It is affirmed by lord Clarendon and some others, that he died in great torment of that loathsome disease called morbus pediculosus; that he was a very sad spectacle; and that none but select friends were admitted to him. But Mr. Stephen Marshal, in the sermon preached at his fune* fal, affirms, that no less than eight doctors of physic, of | unsuspected integrity, and some of them strangers to Mr. Pym, if not of religion different from him, who were present at the opening of his body, and near a thousand people, who saw it, were witnesses to the falsehood of the report above mentioned; the disease of which he died, being no other than an imposthume in his bowels.

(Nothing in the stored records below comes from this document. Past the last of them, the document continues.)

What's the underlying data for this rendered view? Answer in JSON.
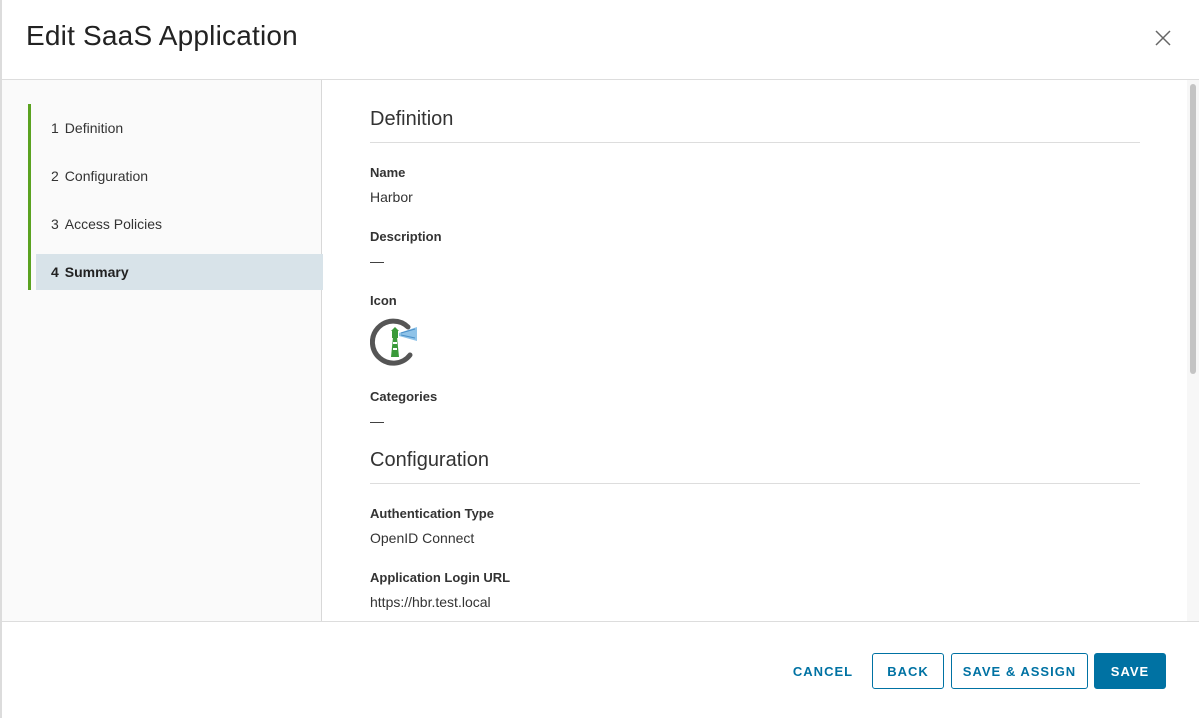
{
  "modal": {
    "title": "Edit SaaS Application"
  },
  "steps": [
    {
      "num": "1",
      "label": "Definition"
    },
    {
      "num": "2",
      "label": "Configuration"
    },
    {
      "num": "3",
      "label": "Access Policies"
    },
    {
      "num": "4",
      "label": "Summary"
    }
  ],
  "summary": {
    "definition": {
      "title": "Definition",
      "name_label": "Name",
      "name_value": "Harbor",
      "description_label": "Description",
      "description_value": "—",
      "icon_label": "Icon",
      "categories_label": "Categories",
      "categories_value": "—"
    },
    "configuration": {
      "title": "Configuration",
      "auth_type_label": "Authentication Type",
      "auth_type_value": "OpenID Connect",
      "login_url_label": "Application Login URL",
      "login_url_value": "https://hbr.test.local"
    }
  },
  "footer": {
    "cancel": "CANCEL",
    "back": "BACK",
    "save_assign": "SAVE & ASSIGN",
    "save": "SAVE"
  },
  "colors": {
    "accent": "#0072a3",
    "step_bar": "#5aa220",
    "active_step_bg": "#d8e3e9"
  }
}
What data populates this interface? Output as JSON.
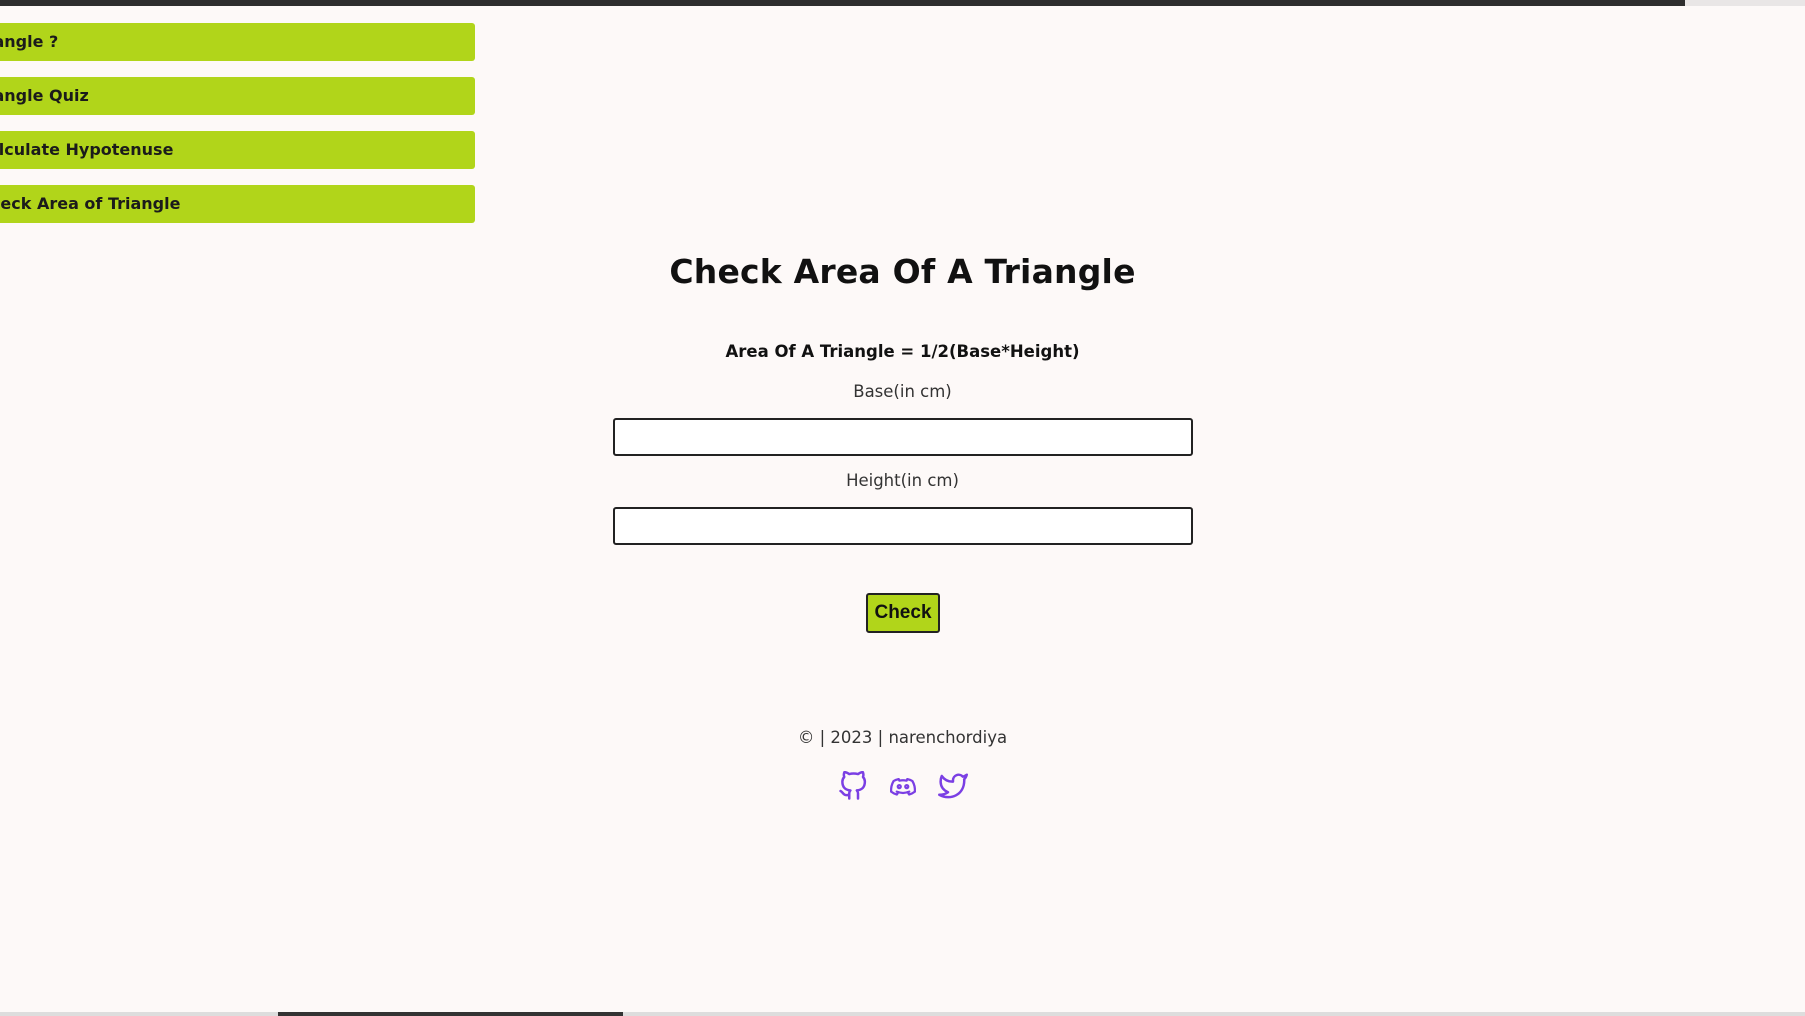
{
  "nav": {
    "items": [
      {
        "label": "Triangle ?"
      },
      {
        "label": "Triangle Quiz"
      },
      {
        "label": "Calculate Hypotenuse"
      },
      {
        "label": "Check Area of Triangle"
      }
    ],
    "visible_labels": [
      "iangle ?",
      "iangle Quiz",
      "alculate Hypotenuse",
      "heck Area of Triangle"
    ]
  },
  "main": {
    "title": "Check Area Of A Triangle",
    "formula": "Area Of A Triangle = 1/2(Base*Height)",
    "base_label": "Base(in cm)",
    "base_value": "",
    "height_label": "Height(in cm)",
    "height_value": "",
    "check_label": "Check"
  },
  "footer": {
    "text": "© | 2023 | narenchordiya",
    "socials": [
      "github-icon",
      "discord-icon",
      "twitter-icon"
    ]
  },
  "colors": {
    "accent": "#b1d51a",
    "icon": "#7b3fe4",
    "background": "#fdf9f8"
  }
}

Lord Clarendon observes, that “his parts were rather acquired by industry, than supplied by nature, or adorned by art; but that, besides his exact knowledge of the forms and orders of the House of Commons, he had a very comely and grave way of expressing himself, with great volubility of words natural and proper. He understood likewise the temper and affections of the kingdom as well as any man, and had observed the errors and mistakes in government, and knew well how to make them appear greater than they were. At the first opening of the Long Parliament, though he was much governed in private designing by Mr. Hampden and Mr. Oliver St. John, yet he seemed of all men to have the greatest influence upon the House of Commons and was at that time, and for some months’ after, the most popular man in that or any other age. Upon the first design of softening and obliging the most powerful persons in both Houses, when he received the king’s promise for the chancellorship of the exchequer, he made in return a suitable profession of his service to*1iis majesty; and thereupon, the other being no secret, declined from that sharpness in the House, which was more popular than any man’s, and made some overtures to provide for the glory and splendour of the crown; in which he had so ill success, that his interest and reputation there visibly abated, and he found, that he was much more able to do hurt than good; which wrought very much upon him to melancholy, and complaint of the violence nd discomposure of the people’s affections and inclinations. In the prosecution of the earl of Strafford, his carriage and language was such, as expressed much personal animosity j and he was accused of having practised some arts in it unworthy of a good man; which, if true, might make many other things, that were confidently reported afterwards of him, to be believed; as that he received a great sum of money from the French ambassador, to hinder the transportation of those regiments of Ireland into Flanders, upon the disbanding that army there, which had been prepared by the earl of Strafford for the business of Scotland in which, if | his majesty’s directions and commands had not been diverted and contradicted by both Houses, many believed, that the rebellion in Ireland had not happened. From the time of his being accused of high treason by the king, he opposed all overtures of peace and accommodation and when the earl of Essex was disposed, in the summer of 1643, to a treaty, his power and dexterity wholly changed the earl’s inclination in that point. He was also wonderfully solicitous for the Scots coming-in to the assistance of the parliament. In short, his power pf doing shrewd turns was extraordinary, and no less in doing good offices for particular persons, whom he preserved from censure, when they were under the severe displeasure of the Houses of parliament, and looked upon as eminent delinquents; and the quality of many of them made it believed, that he sold that protection for valuable considerations.1

1

Ath. Ox, vol. II. Birch’s Lives. Marshall’s Sermon at his Funeral, 1644,. 4to.